Info for

New Pet Parents


At For Animals, we give out quick-guide informative handouts to new fosters and cat-parents. These PDF documents are available in the following links. Click on a link to view online and/or download the handouts. It is imperative that you read these before & during fostering and/or adopting. The points outlined are extremely important to make sure that your companion animal(s) stay(s) safe, happy and healthy:

  1. For Animals Foster Flyer – 5 points to know before you volunteer
  2. Fostering with For Animals in 2020 – a quick guide
  3. Cat Safety Essentials – a quick guide from For Animals Inc.(for fosters & parents)
  4. Cat Care 101- a guide for new cat parents & caretakers


There are many plants that are toxic to cats, but many more that are safe. View the ASPCA’s Toxic and Non-Toxic Plants list to learn more. If you suspect your cat has eaten a poisonous plant, contact your veterinarian immediately.

Pet Safe Plants

Here are some common household plants that are generally considered safe. That doesn’t mean kitty won’t chew your plant if given the chance.  View the ASPCA’s Toxic and Non-Toxic Plants list to learn more. 

Other Household Items 

There are numerous items that pose a threat to your cats. In your house, items such as human medications, poisonous plants and flowers, string, yarn, rubber bands and dental floss are are potential hazards. Ingestion of any of these can be poisonous or cause an intestinal blockage or strangulation. Holiday decorations are also dangerous for kittens and cats, particularly tinsel and lights.

A comprehensive list of both inside and outside items to avoid is available from the Humane Society.

Read more about kitten proofing your home from Hill’s Pet Nutrition.

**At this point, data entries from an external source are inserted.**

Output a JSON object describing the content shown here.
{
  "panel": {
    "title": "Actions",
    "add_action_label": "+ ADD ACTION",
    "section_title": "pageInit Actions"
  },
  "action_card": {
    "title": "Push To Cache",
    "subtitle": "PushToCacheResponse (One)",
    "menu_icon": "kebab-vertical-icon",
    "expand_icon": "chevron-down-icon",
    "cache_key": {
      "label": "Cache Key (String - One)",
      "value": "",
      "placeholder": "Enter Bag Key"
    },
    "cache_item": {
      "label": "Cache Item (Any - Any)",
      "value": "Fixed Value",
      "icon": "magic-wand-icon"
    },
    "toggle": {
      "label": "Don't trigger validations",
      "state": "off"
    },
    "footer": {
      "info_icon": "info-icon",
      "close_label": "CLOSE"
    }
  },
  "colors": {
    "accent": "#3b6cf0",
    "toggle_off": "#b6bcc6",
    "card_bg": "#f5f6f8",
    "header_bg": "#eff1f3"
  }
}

I just adopted my first cat/kitten and I am clueless!

First thing’s first: DON’T PANIC! Your new friend will most likely be nervous, agitated or scared, so it is important for you to remain calm. When you bring your new cat or kitten home for the first time, prepare a room to take her to. This room should be quiet and closed-off from the rest of the home. This will allow your new cat to adapt to you and your home without the overwhelming task of a whole house (or other pets) to take in.

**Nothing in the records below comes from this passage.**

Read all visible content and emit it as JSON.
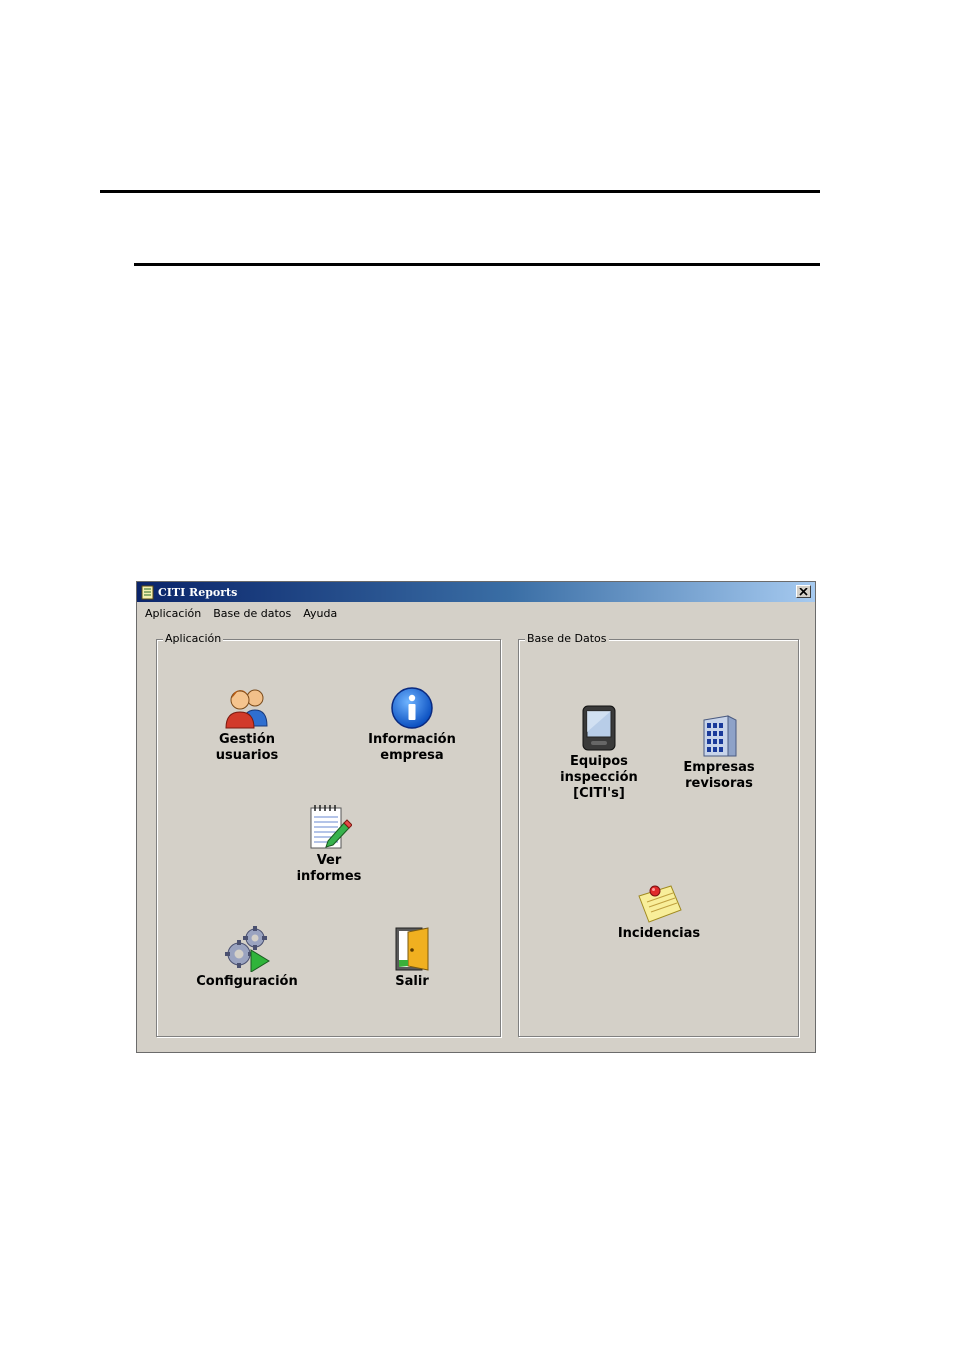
{
  "window": {
    "title": "CITI Reports",
    "close_label": "×"
  },
  "menu": {
    "items": [
      "Aplicación",
      "Base de datos",
      "Ayuda"
    ]
  },
  "groups": {
    "aplicacion": {
      "legend": "Aplicación",
      "buttons": {
        "gestion_usuarios": "Gestión\nusuarios",
        "informacion_empresa": "Información\nempresa",
        "ver_informes": "Ver\ninformes",
        "configuracion": "Configuración",
        "salir": "Salir"
      }
    },
    "base_datos": {
      "legend": "Base de Datos",
      "buttons": {
        "equipos": "Equipos\ninspección\n[CITI's]",
        "empresas": "Empresas\nrevisoras",
        "incidencias": "Incidencias"
      }
    }
  },
  "icons": {
    "users": "users-icon",
    "info": "info-icon",
    "reports": "notepad-pencil-icon",
    "config": "gears-icon",
    "exit": "door-icon",
    "devices": "pda-icon",
    "companies": "building-icon",
    "incidents": "sticky-note-icon",
    "app": "app-icon"
  },
  "colors": {
    "title_start": "#0a246a",
    "title_end": "#a6caf0",
    "window_bg": "#d4d0c8"
  }
}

You should have in this room:

  • A litter box
  • Food and water
  • A comfortable bed (a soft blanket in a box will do nicely – cats don’t discriminate!)
  • A small selection of toys

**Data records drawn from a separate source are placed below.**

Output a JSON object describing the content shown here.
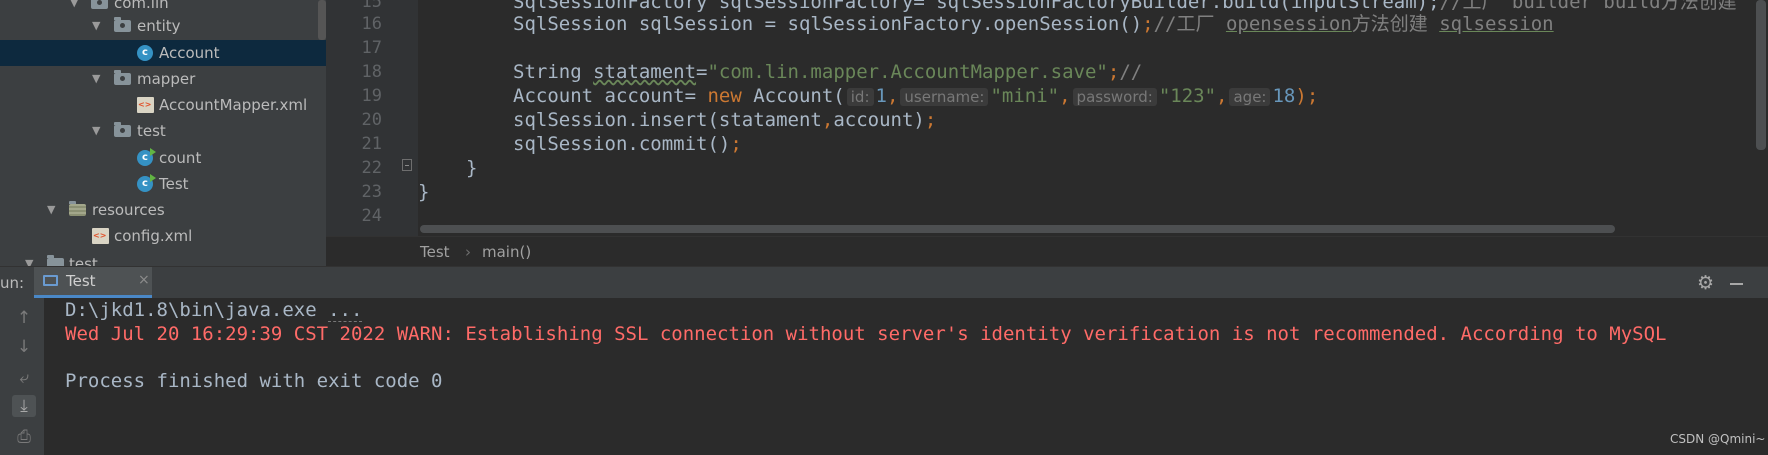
{
  "tree": {
    "items": [
      {
        "label": "com.lin",
        "type": "package",
        "expanded": true
      },
      {
        "label": "entity",
        "type": "package",
        "expanded": true
      },
      {
        "label": "Account",
        "type": "class",
        "selected": true
      },
      {
        "label": "mapper",
        "type": "package",
        "expanded": true
      },
      {
        "label": "AccountMapper.xml",
        "type": "xml"
      },
      {
        "label": "test",
        "type": "package",
        "expanded": true
      },
      {
        "label": "count",
        "type": "runnable-class"
      },
      {
        "label": "Test",
        "type": "runnable-class"
      },
      {
        "label": "resources",
        "type": "resources-folder",
        "expanded": true
      },
      {
        "label": "config.xml",
        "type": "xml"
      },
      {
        "label": "test",
        "type": "folder",
        "expanded": true
      }
    ]
  },
  "editor": {
    "line_numbers": [
      "15",
      "16",
      "17",
      "18",
      "19",
      "20",
      "21",
      "22",
      "23",
      "24"
    ],
    "line15": {
      "text": "SqlSessionFactory sqlSessionFactory= sqlSessionFactoryBuilder.build(inputStream);",
      "comment": "//工厂 builder build方法创建"
    },
    "line16": {
      "a": "SqlSession sqlSession = sqlSessionFactory.openSession()",
      "b": ";",
      "c": "//工厂 ",
      "d": "opensession",
      "e": "方法创建 ",
      "f": "sqlsession"
    },
    "line18": {
      "a": "String ",
      "b": "statament",
      "c": "=",
      "d": "\"com.lin.mapper.AccountMapper.save\"",
      "e": ";",
      "f": "//"
    },
    "line19": {
      "a": "Account account= ",
      "kw_new": "new",
      "b": " Account(",
      "hint1": "id:",
      "v1": "1",
      "comma": ",",
      "hint2": "username:",
      "v2": "\"mini\"",
      "hint3": "password:",
      "v3": "\"123\"",
      "hint4": "age:",
      "v4": "18",
      "end": ");"
    },
    "line20": {
      "a": "sqlSession.insert(statament",
      "b": ",",
      "c": "account)",
      "d": ";"
    },
    "line21": {
      "a": "sqlSession.commit()",
      "b": ";"
    },
    "line22": "}",
    "line23": "}"
  },
  "breadcrumb": {
    "class": "Test",
    "separator": "›",
    "method": "main()"
  },
  "run": {
    "label": "un:",
    "tab_label": "Test",
    "tab_close": "×",
    "console": {
      "line1_cmd": "D:\\jkd1.8\\bin\\java.exe ",
      "line1_ellipsis": "...",
      "line2": "Wed Jul 20 16:29:39 CST 2022 WARN: Establishing SSL connection without server's identity verification is not recommended. According to MySQL",
      "line3": "Process finished with exit code 0"
    }
  },
  "watermark": "CSDN @Qmini~",
  "colors": {
    "keyword": "#cc7832",
    "string": "#6a8759",
    "number": "#6897bb",
    "error": "#ff6b68",
    "selection": "#0d293e"
  }
}
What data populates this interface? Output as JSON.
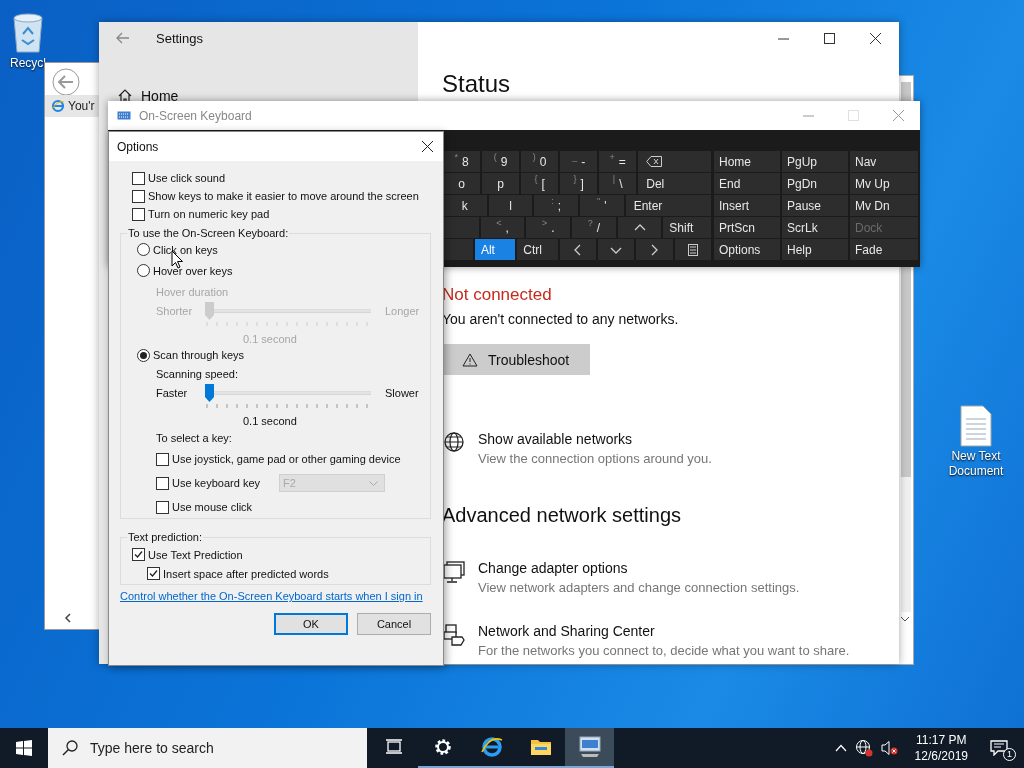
{
  "desktop": {
    "icons": [
      {
        "kind": "recycle-bin",
        "label": "Recycl"
      },
      {
        "kind": "text-document",
        "label": "New Text Document"
      }
    ]
  },
  "browser_window": {
    "tab_title": "You'r"
  },
  "settings": {
    "title": "Settings",
    "nav": [
      {
        "label": "Home"
      }
    ],
    "heading": "Status",
    "status": "Not connected",
    "status_detail": "You aren't connected to any networks.",
    "troubleshoot": "Troubleshoot",
    "links": [
      {
        "kind": "globe",
        "title": "Show available networks",
        "subtitle": "View the connection options around you."
      }
    ],
    "section": "Advanced network settings",
    "advanced": [
      {
        "kind": "adapter",
        "title": "Change adapter options",
        "subtitle": "View network adapters and change connection settings."
      },
      {
        "kind": "sharing",
        "title": "Network and Sharing Center",
        "subtitle": "For the networks you connect to, decide what you want to share."
      }
    ]
  },
  "keyboard": {
    "title": "On-Screen Keyboard",
    "rows": [
      [
        {
          "kind": "char",
          "shift": "*",
          "label": "8"
        },
        {
          "kind": "char",
          "shift": "(",
          "label": "9"
        },
        {
          "kind": "char",
          "shift": ")",
          "label": "0"
        },
        {
          "kind": "char",
          "shift": "_",
          "label": "-"
        },
        {
          "kind": "char",
          "shift": "+",
          "label": "="
        },
        {
          "kind": "backspace"
        }
      ],
      [
        {
          "kind": "char",
          "label": "o"
        },
        {
          "kind": "char",
          "label": "p"
        },
        {
          "kind": "char",
          "shift": "{",
          "label": "["
        },
        {
          "kind": "char",
          "shift": "}",
          "label": "]"
        },
        {
          "kind": "char",
          "shift": "|",
          "label": "\\"
        },
        {
          "kind": "wide",
          "label": "Del"
        }
      ],
      [
        {
          "kind": "char",
          "label": "k"
        },
        {
          "kind": "char",
          "label": "l"
        },
        {
          "kind": "char",
          "shift": ":",
          "label": ";"
        },
        {
          "kind": "char",
          "shift": "\"",
          "label": "'"
        },
        {
          "kind": "wide",
          "label": "Enter"
        }
      ],
      [
        {
          "kind": "blank"
        },
        {
          "kind": "char",
          "shift": "<",
          "label": ","
        },
        {
          "kind": "char",
          "shift": ">",
          "label": "."
        },
        {
          "kind": "char",
          "shift": "?",
          "label": "/"
        },
        {
          "kind": "up"
        },
        {
          "kind": "toggle",
          "label": "Shift",
          "on": false
        }
      ],
      [
        {
          "kind": "blank"
        },
        {
          "kind": "toggle",
          "label": "Alt",
          "on": true
        },
        {
          "kind": "toggle",
          "label": "Ctrl",
          "on": false
        },
        {
          "kind": "left"
        },
        {
          "kind": "down"
        },
        {
          "kind": "right"
        },
        {
          "kind": "menu"
        }
      ]
    ],
    "nav_keys": [
      {
        "label": "Home",
        "disabled": false
      },
      {
        "label": "PgUp",
        "disabled": false
      },
      {
        "label": "Nav",
        "disabled": false
      },
      {
        "label": "End",
        "disabled": false
      },
      {
        "label": "PgDn",
        "disabled": false
      },
      {
        "label": "Mv Up",
        "disabled": false
      },
      {
        "label": "Insert",
        "disabled": false
      },
      {
        "label": "Pause",
        "disabled": false
      },
      {
        "label": "Mv Dn",
        "disabled": false
      },
      {
        "label": "PrtScn",
        "disabled": false
      },
      {
        "label": "ScrLk",
        "disabled": false
      },
      {
        "label": "Dock",
        "disabled": true
      },
      {
        "label": "Options",
        "disabled": false
      },
      {
        "label": "Help",
        "disabled": false
      },
      {
        "label": "Fade",
        "disabled": false
      }
    ]
  },
  "options": {
    "title": "Options",
    "general": [
      {
        "label": "Use click sound",
        "checked": false
      },
      {
        "label": "Show keys to make it easier to move around the screen",
        "checked": false
      },
      {
        "label": "Turn on numeric key pad",
        "checked": false
      }
    ],
    "use_group": {
      "label": "To use the On-Screen Keyboard:",
      "modes": [
        {
          "label": "Click on keys",
          "selected": false
        },
        {
          "label": "Hover over keys",
          "selected": false
        },
        {
          "label": "Scan through keys",
          "selected": true
        }
      ],
      "hover": {
        "label": "Hover duration",
        "min": "Shorter",
        "max": "Longer",
        "level": 0,
        "reading": "0.1 second",
        "disabled": true
      },
      "scan": {
        "label": "Scanning speed:",
        "min": "Faster",
        "max": "Slower",
        "level": 0,
        "reading": "0.1 second",
        "disabled": false
      },
      "select_label": "To select a key:",
      "select": [
        {
          "kind": "checkbox",
          "label": "Use joystick, game pad or other gaming device",
          "checked": false
        },
        {
          "kind": "dropdown",
          "label": "Use keyboard key",
          "checked": false,
          "value": "F2",
          "disabled": true
        },
        {
          "kind": "checkbox",
          "label": "Use mouse click",
          "checked": false
        }
      ]
    },
    "prediction": {
      "label": "Text prediction:",
      "items": [
        {
          "label": "Use Text Prediction",
          "checked": true,
          "children": [
            {
              "label": "Insert space after predicted words",
              "checked": true
            }
          ]
        }
      ]
    },
    "link": "Control whether the On-Screen Keyboard starts when I sign in",
    "buttons": [
      {
        "label": "OK",
        "default": true
      },
      {
        "label": "Cancel",
        "default": false
      }
    ]
  },
  "taskbar": {
    "search_placeholder": "Type here to search",
    "apps": [
      {
        "kind": "task-view",
        "running": false,
        "selected": false
      },
      {
        "kind": "gear",
        "running": true,
        "selected": false
      },
      {
        "kind": "browser",
        "running": true,
        "selected": false
      },
      {
        "kind": "folder",
        "running": true,
        "selected": false
      },
      {
        "kind": "keyboard",
        "running": true,
        "selected": true
      }
    ],
    "time": "11:17 PM",
    "date": "12/6/2019",
    "notifications": "1"
  }
}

Place the litter box as far away from the food and water as possible, as cats do not eliminate where they eat. Most cats are naturally inclined to use any grainy surface to relieve themselves, but it is helpful to place your cat or kitten near or into the litter box so she knows exactly where it is. Let your new cat stay in this room for a few days before introducing her to the rest of the home. If you have other pets, especially other cats, you will need to take it slower. (See below for details about pet introductions.)

More information about bringing your new cat home is available from the Humane Society.

Do kittens need to be cared for differently than cats?

Yes! As with most animals, kittens require special considerations regarding their environment, activity and nutrition. Be sure to provide a safe haven for your kitten, ensuring that potential hazards have been eliminated. Provide plenty of kitten-safe toys to keep the energetic youngster entertained and out of trouble. A healthy diet is critical to the development of a kitten; feed the best quality kitten food you can afford.

More information is available in these Must-Know Tips for Raising Kittens.

Why is my new kitten scared of people?

Feral cats are untamed domestic cats. They are born to stray or feral cats and without proper socialization, they become too wild and fearful to live with humans. During For Animals’ Trap-Neuter-Return efforts, adult feral cats are returned to their colonies while the younger kittens are socialized and adopted. If your new kitten is still a bit wary of humans, or if you have come into contact with feral kittens, frequent handling will help her become more accepting of contact.

More information is available from the Feral Cat Initiative on Socializing (Taming) Feral Kittens and Interacting with a Shy Cat or Kitten Who Was Socialized Late.

How long will it take my cat to adjust?

This depends on the cat and the type of household they are adjusting to. It is normal for cats to hide for the first few days.

Is there anything I should know about caring for my aging cat?

An older cat still has plenty to offer in terms of love and companionship. However, there are special dietary and environmental considerations to keep in mind. Cat food formulated for senior cats will ensure that your cat nutritional needs are being maintained as her body goes through changes that can result in decreased nutrient absorption. Providing warm areas for rest and assisting with grooming in hard to reach places will help keep your cat comfortable.

Read more about caring for aging cats from Cornell’s College of Veterinary Medicine

Any Other Questions

any other questions take a look at the following resources